Globally, Nigeria stands at 182 in the ranking of 189 economies on the ease of getting electricity.
The length of time it takes to transfer property is another setback for the country. According to data collected by Doing Business, registering property requires 12.10 procedures, takes 69.60 days and costs 10.50% of the property value.
Globally, Nigeria stands at 181 in the ranking of 189 economies on the ease of registering property.
The economy has a score of 6.00 on the depth of credit information index and a score of 6.00 on the strength of legal rights index. Higher scores indicate more credit information and stronger legal rights for borrowers and lenders.
Globally, Nigeria stands at 59 in the ranking of 189 economies on the ease of getting credit.
The economy has a score of 6.80 on the strength of minority investor protection index, with a higher score indicating stronger protections.
Globally, Nigeria stands at 20 in the ranking of 189 economies on the strength of minority investor.
The report observes that the administrative burden in paying taxes by companies leaves much to be desired.
On average, firms make 59.00 tax payments a year, spend 907.90 hours a year filing, preparing and paying taxes and pay total taxes amounting to 33.30 percent.
Globally, Nigeria stands at 181 in the ranking of 189 economies on the ease of paying taxes. The rankings for comparator economies and the regional average ranking provide other useful information for assessing the tax compliance burden for businesses in Nigeria.
Globally, Singapore keeps her place in the easiest country to do business in, with a DTF of 87.34, while Eritrea remained at the bottom of the ladder, plunging further to 27.61 from 33.16 in 2015.
The report, which chronicled enviable progress made since 1999 and the last few years of booming economy, categorically stated that doing business in Nigeria is far difficult than in 2015.
Nigeria has seen her stock plummet with a consistent fall in oil prices at the international market. Added to this grim environment has been lack of budget for almost a month fueling anxiety on the direction of the country.
Rwanda remained the best destination for business in Africa, invigorating new drives in the country long beset by political and ethnic violence. The two countries are 32 and 62 in Africa, respectively.
Nigeria’s West African neighbour Ghana came top in ECOWAS category clocking 114 of 189 countries. Ghana has innovative economic policies augmented by strong building of civil service, judiciary and curbing corruption, factors inhibiting Nigeria’s growth.
According to the World Bank, “Where informal construction is rampant, the public can suffer. Take the case of Nigeria, which lacks an approved building code setting the standards for construction,” slaying into authority’s lack of policy direction.
“Without clear rules, enforcing even basic standards is a daunting task, and many buildings fail to comply with proper safety standards. Structural incidents have multiplied.
“According to the Nigerian Institute of Building, 84 buildings collapsed in the past 20 years, killing more than 400 people,” the report pointed out.

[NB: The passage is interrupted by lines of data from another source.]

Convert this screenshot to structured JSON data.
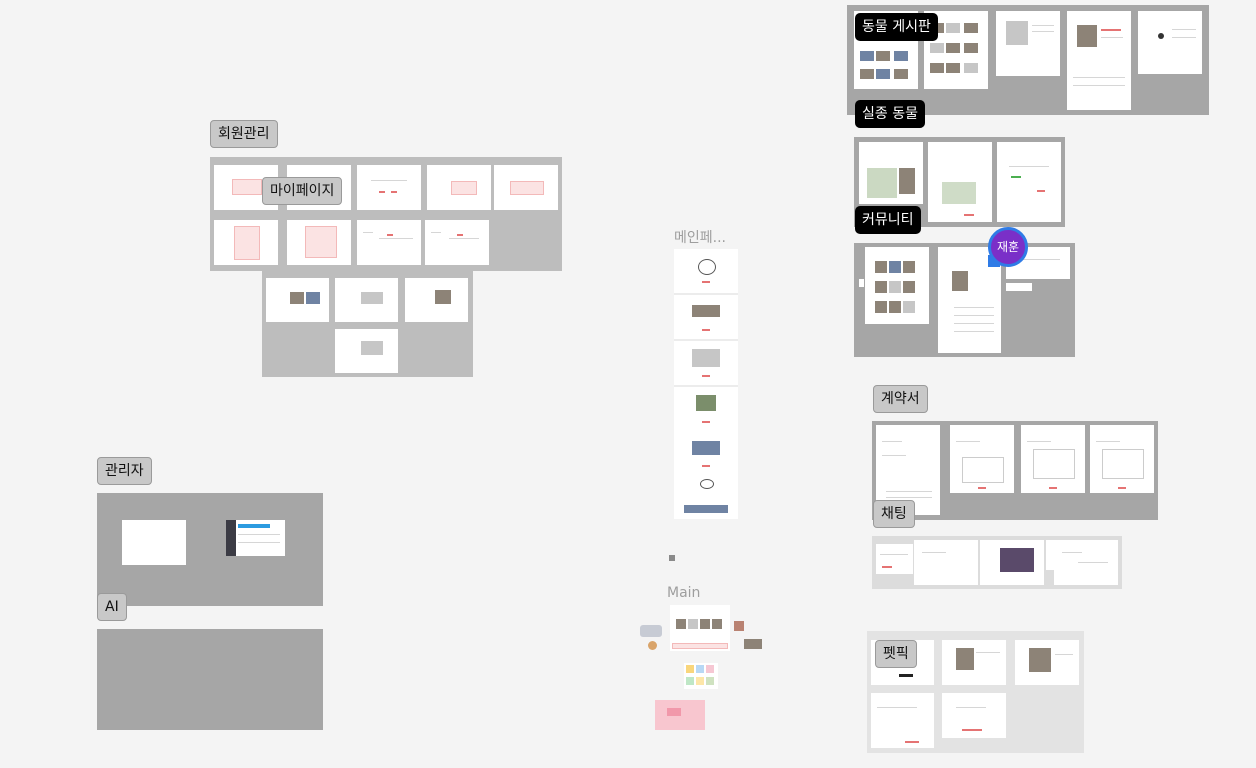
{
  "canvas": {
    "sections": {
      "member": {
        "label": "회원관리"
      },
      "mypage": {
        "label": "마이페이지"
      },
      "admin": {
        "label": "관리자"
      },
      "ai": {
        "label": "AI"
      },
      "main_page": {
        "label": "메인페..."
      },
      "main": {
        "label": "Main"
      },
      "animal_board": {
        "label": "동물 게시판"
      },
      "missing": {
        "label": "실종 동물"
      },
      "community": {
        "label": "커뮤니티"
      },
      "contract": {
        "label": "계약서"
      },
      "chat": {
        "label": "채팅"
      },
      "petpick": {
        "label": "펫픽"
      }
    },
    "collaborator": {
      "name": "재훈",
      "color": "#7a2fc8",
      "ring": "#2f7be6"
    }
  },
  "colors": {
    "canvas": "#f4f4f4",
    "section_dark": "#a6a6a6",
    "section_mid": "#bdbdbd",
    "accent_red": "#e57373"
  }
}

Core to any nation’s stability and growth, the report decried the worsening power generation in the country pointing out that the “industry is a core sector for the generation of national wealth and employment in Nigeria, but faced with an electricity sector hampered by poorly utilized generation capacity, high transmission losses and frequent outages, companies turn to self-provision of electricity.”
Thus, “This raises their production costs, reducing their competitiveness and thus their demand for labour. The erratic and inadequate power supply in Nigeria has often been cited as the main reason forcing multinationals to relocate production lines to other countries. Power outages also affect output levels.”

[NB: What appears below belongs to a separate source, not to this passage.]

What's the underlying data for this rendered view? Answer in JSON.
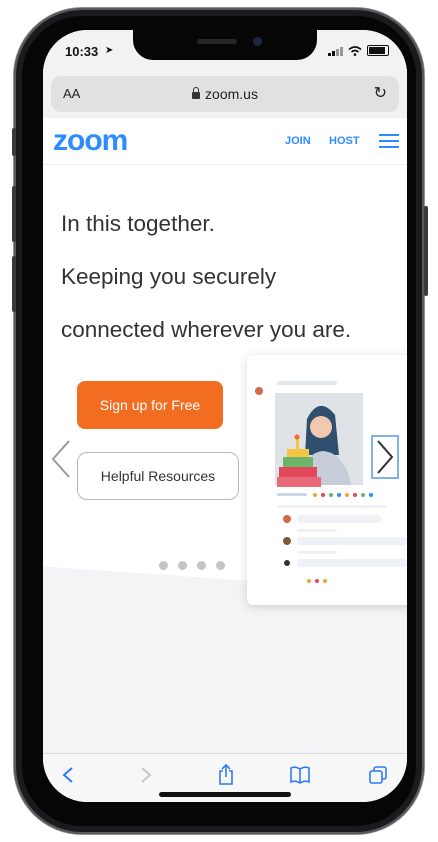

On reforms, it said, “Nigeria made transferring property in Lagos less costly by reducing fees for property transactions.

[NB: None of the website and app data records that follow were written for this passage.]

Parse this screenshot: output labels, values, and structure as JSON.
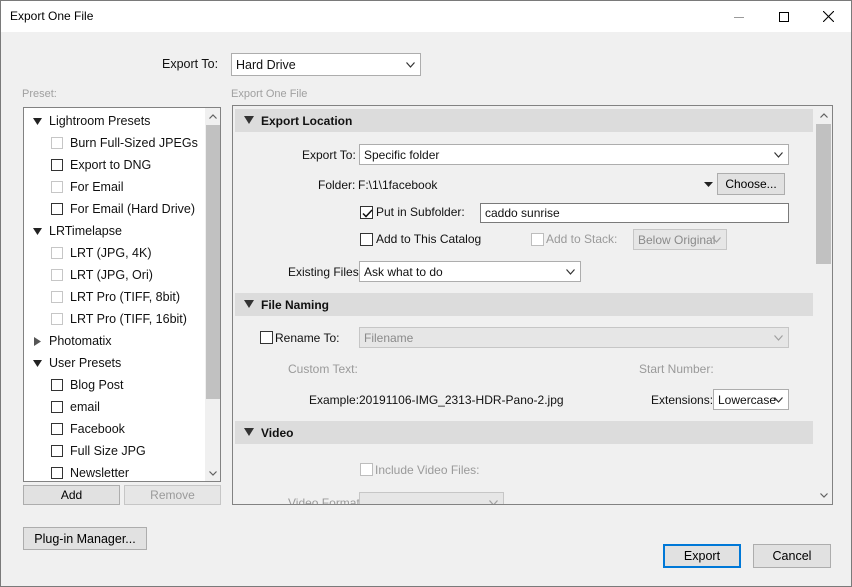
{
  "window": {
    "title": "Export One File"
  },
  "export_to": {
    "label": "Export To:",
    "value": "Hard Drive"
  },
  "presets": {
    "caption": "Preset:",
    "items": [
      {
        "type": "group",
        "label": "Lightroom Presets",
        "expanded": true
      },
      {
        "type": "item",
        "label": "Burn Full-Sized JPEGs",
        "faint": true
      },
      {
        "type": "item",
        "label": "Export to DNG",
        "faint": false
      },
      {
        "type": "item",
        "label": "For Email",
        "faint": true
      },
      {
        "type": "item",
        "label": "For Email (Hard Drive)",
        "faint": false
      },
      {
        "type": "group",
        "label": "LRTimelapse",
        "expanded": true
      },
      {
        "type": "item",
        "label": "LRT (JPG, 4K)",
        "faint": true
      },
      {
        "type": "item",
        "label": "LRT (JPG, Ori)",
        "faint": true
      },
      {
        "type": "item",
        "label": "LRT Pro (TIFF, 8bit)",
        "faint": true
      },
      {
        "type": "item",
        "label": "LRT Pro (TIFF, 16bit)",
        "faint": true
      },
      {
        "type": "group",
        "label": "Photomatix",
        "expanded": false
      },
      {
        "type": "group",
        "label": "User Presets",
        "expanded": true
      },
      {
        "type": "item",
        "label": "Blog Post",
        "faint": false
      },
      {
        "type": "item",
        "label": "email",
        "faint": false
      },
      {
        "type": "item",
        "label": "Facebook",
        "faint": false
      },
      {
        "type": "item",
        "label": "Full Size JPG",
        "faint": false
      },
      {
        "type": "item",
        "label": "Newsletter",
        "faint": false
      }
    ],
    "add_label": "Add",
    "remove_label": "Remove"
  },
  "settings": {
    "caption": "Export One File",
    "export_location": {
      "header": "Export Location",
      "export_to_label": "Export To:",
      "export_to_value": "Specific folder",
      "folder_label": "Folder:",
      "folder_value": "F:\\1\\1facebook",
      "choose_label": "Choose...",
      "subfolder_label": "Put in Subfolder:",
      "subfolder_checked": true,
      "subfolder_value": "caddo sunrise",
      "add_catalog_label": "Add to This Catalog",
      "add_stack_label": "Add to Stack:",
      "stack_position": "Below Original",
      "existing_files_label": "Existing Files:",
      "existing_files_value": "Ask what to do"
    },
    "file_naming": {
      "header": "File Naming",
      "rename_label": "Rename To:",
      "rename_value": "Filename",
      "custom_text_label": "Custom Text:",
      "start_number_label": "Start Number:",
      "example_label": "Example:",
      "example_value": "20191106-IMG_2313-HDR-Pano-2.jpg",
      "extensions_label": "Extensions:",
      "extensions_value": "Lowercase"
    },
    "video": {
      "header": "Video",
      "include_label": "Include Video Files:",
      "format_label": "Video Format:"
    }
  },
  "footer": {
    "plugin_manager_label": "Plug-in Manager...",
    "export_label": "Export",
    "cancel_label": "Cancel"
  }
}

“Nigeria strengthened minority investor protections by requiring that related-party transactions be subject to external review and to approval by disinterested shareholders. This reform applies to both Kano and Lagos.”